'''
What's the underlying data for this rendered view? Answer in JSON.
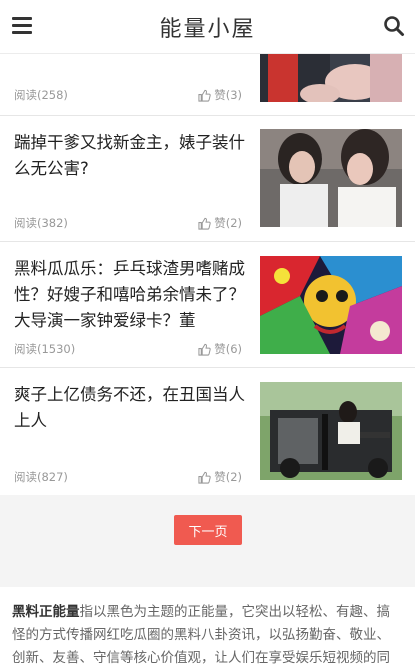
{
  "header": {
    "title": "能量小屋",
    "menu_icon": "hamburger-menu-icon",
    "search_icon": "search-icon"
  },
  "articles": [
    {
      "title": "",
      "reads": "阅读(258)",
      "likes": "赞(3)"
    },
    {
      "title": "踹掉干爹又找新金主，婊子装什么无公害?",
      "reads": "阅读(382)",
      "likes": "赞(2)"
    },
    {
      "title": "黑料瓜瓜乐：乒乓球渣男嗜赌成性？好嫂子和嘻哈弟余情未了？大导演一家钟爱绿卡？董",
      "reads": "阅读(1530)",
      "likes": "赞(6)"
    },
    {
      "title": "爽子上亿债务不还，在丑国当人上人",
      "reads": "阅读(827)",
      "likes": "赞(2)"
    }
  ],
  "pager": {
    "next_label": "下一页"
  },
  "footer": {
    "brand": "黑料正能量",
    "text": "指以黑色为主题的正能量，它突出以轻松、有趣、搞怪的方式传播网红吃瓜圈的黑料八卦资讯，以弘扬勤奋、敬业、创新、友善、守信等核心价值观，让人们在享受娱乐短视频的同"
  },
  "colors": {
    "accent": "#f05a50",
    "meta": "#999999"
  }
}
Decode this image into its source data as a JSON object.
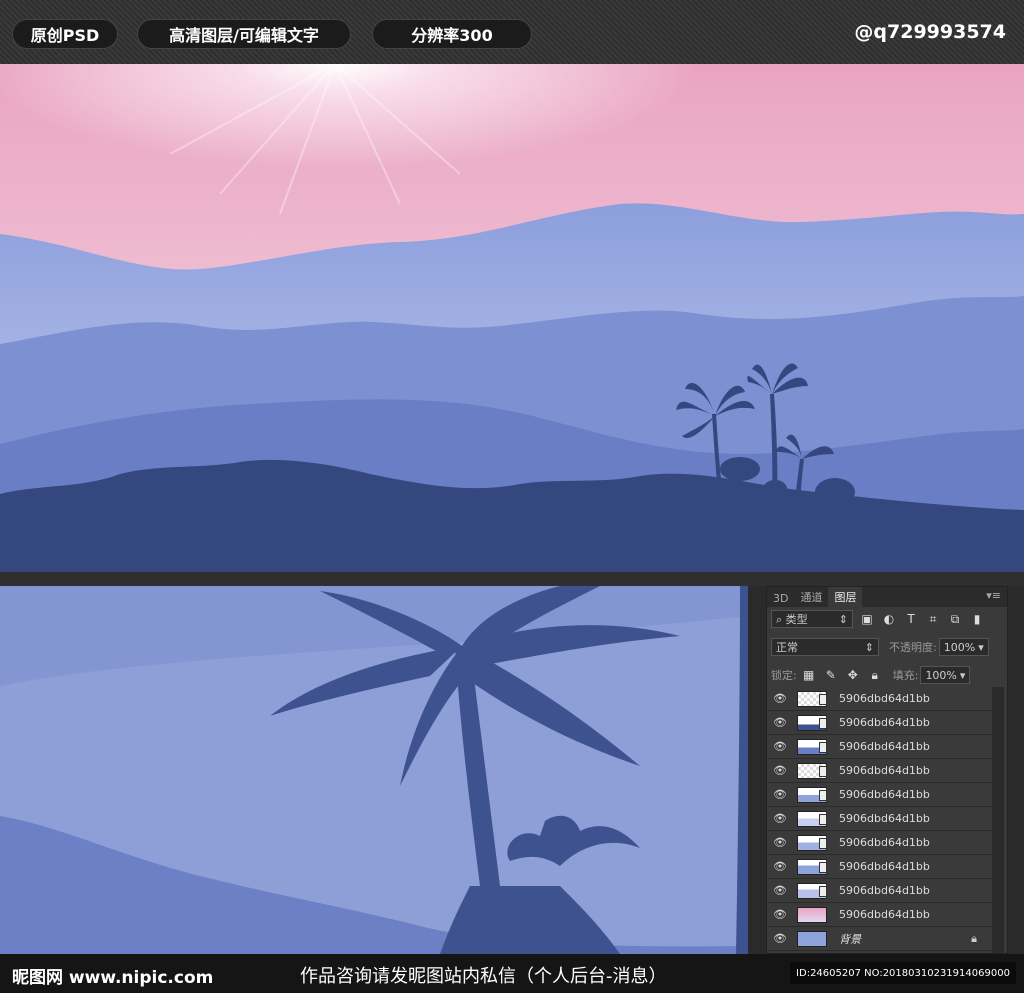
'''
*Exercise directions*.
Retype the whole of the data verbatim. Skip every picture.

*Reply*.
What's the underlying data for this rendered view? Answer in JSON.
{
  "header": {
    "title": "能量小屋",
    "menu_icon": "hamburger-menu-icon",
    "search_icon": "search-icon"
  },
  "articles": [
    {
      "title": "",
      "reads": "阅读(258)",
      "likes": "赞(3)"
    },
    {
      "title": "踹掉干爹又找新金主，婊子装什么无公害?",
      "reads": "阅读(382)",
      "likes": "赞(2)"
    },
    {
      "title": "黑料瓜瓜乐：乒乓球渣男嗜赌成性？好嫂子和嘻哈弟余情未了？大导演一家钟爱绿卡？董",
      "reads": "阅读(1530)",
      "likes": "赞(6)"
    },
    {
      "title": "爽子上亿债务不还，在丑国当人上人",
      "reads": "阅读(827)",
      "likes": "赞(2)"
    }
  ],
  "pager": {
    "next_label": "下一页"
  },
  "footer": {
    "brand": "黑料正能量",
    "text": "指以黑色为主题的正能量，它突出以轻松、有趣、搞怪的方式传播网红吃瓜圈的黑料八卦资讯，以弘扬勤奋、敬业、创新、友善、守信等核心价值观，让人们在享受娱乐短视频的同"
  },
  "colors": {
    "accent": "#f05a50",
    "meta": "#999999"
  }
}
Decode this image into its source data as a JSON object.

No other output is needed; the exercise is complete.